And then ‘if the offender refuses to listen to the church, let such a one be to you as a Gentile and tax collector’. Before they met Jesus, his disciples would have viewed Gentiles and tax collectors as outcasts. Jesus modelled a welcome to such people – he encouraged them to turn back to God. In other words, though someone who has committed a serious offence and has refused reconciliation might be excluded from the church, nonetheless if they repent, they are welcome back.
This will mean forgiveness. We’ll look at that in the reading for next week. All I need to say now is that we forgive one another because we have been so greatly forgiven by God.
Jesus ends with a few related sayings. Verse 18 tells us that the church acts with God’s authority. ‘Whatever you bind on earth will be bound in heaven’. And, in v.19, when we resolve our issues, and agree a way forward before God, he honours that process and commitment.
This implies that the way we act in reconciliation shows our response to the love of God, his justice and forgiveness. Our processes of reconciliation model God’s justice, forgiveness and love to other people. The response they and we make has eternal consequences, which means we should take reconciliation very seriously.
Finally, v.20 Jesus says ‘Where two or three are gathered in my name, I am there among them’. I’ve sometimes remembered this when I’ve come out of a vestry in a country church and viewed the gathered multitudes. Prayer group leaders often use this verse at the beginning of meetings. But look at it in its context.

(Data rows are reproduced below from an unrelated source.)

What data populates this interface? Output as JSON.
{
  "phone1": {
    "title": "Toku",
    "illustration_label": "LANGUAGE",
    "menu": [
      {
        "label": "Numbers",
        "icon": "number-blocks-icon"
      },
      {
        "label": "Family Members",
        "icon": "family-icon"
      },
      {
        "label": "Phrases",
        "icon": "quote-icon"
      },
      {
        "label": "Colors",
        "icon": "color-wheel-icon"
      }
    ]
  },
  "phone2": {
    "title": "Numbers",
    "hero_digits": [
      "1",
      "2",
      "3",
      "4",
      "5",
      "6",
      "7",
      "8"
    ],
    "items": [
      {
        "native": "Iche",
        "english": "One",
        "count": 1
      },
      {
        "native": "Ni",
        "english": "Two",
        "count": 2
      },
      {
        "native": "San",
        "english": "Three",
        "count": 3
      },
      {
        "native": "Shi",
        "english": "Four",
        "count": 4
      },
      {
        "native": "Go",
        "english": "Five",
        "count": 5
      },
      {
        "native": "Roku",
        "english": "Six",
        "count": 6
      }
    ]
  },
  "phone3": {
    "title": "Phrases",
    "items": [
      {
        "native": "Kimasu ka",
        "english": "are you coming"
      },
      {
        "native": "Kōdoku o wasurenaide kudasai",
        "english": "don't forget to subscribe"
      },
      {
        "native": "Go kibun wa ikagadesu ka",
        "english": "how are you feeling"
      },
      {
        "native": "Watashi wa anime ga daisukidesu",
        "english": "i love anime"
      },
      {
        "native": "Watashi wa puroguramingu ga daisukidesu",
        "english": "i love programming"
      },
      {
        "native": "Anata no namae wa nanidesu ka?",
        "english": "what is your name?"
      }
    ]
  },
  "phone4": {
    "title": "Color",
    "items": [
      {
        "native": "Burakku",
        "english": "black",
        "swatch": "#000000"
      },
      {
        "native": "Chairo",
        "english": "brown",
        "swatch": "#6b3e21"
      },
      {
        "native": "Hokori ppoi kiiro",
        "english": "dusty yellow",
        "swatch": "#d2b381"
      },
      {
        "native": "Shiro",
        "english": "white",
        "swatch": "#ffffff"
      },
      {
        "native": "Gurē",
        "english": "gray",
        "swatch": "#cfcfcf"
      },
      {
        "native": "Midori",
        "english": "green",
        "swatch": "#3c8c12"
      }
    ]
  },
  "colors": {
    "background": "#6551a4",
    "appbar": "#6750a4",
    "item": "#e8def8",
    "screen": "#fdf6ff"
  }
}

It’s about reconciliation. Placed at the end of this passage, it seems to mean ‘When two or three are gathered together to work through their differences in my name, then I am there with them.’ Have we not had that experience? That talking through points of conflict can lead to greater understanding and wisdom as God’s Spirit helps us? That if we had not come together and taken courage to speak honestly, we might never have found God’s will? That in sharing our perspectives and feelings we discover mutual respect and understanding as children of God? And most of all, that when reconciliation happens and wounds are healed, the love and power of God flows. God’s blessing comes in reconciliation, let us follow Christ’s way in becoming peacemakers in our shared life together.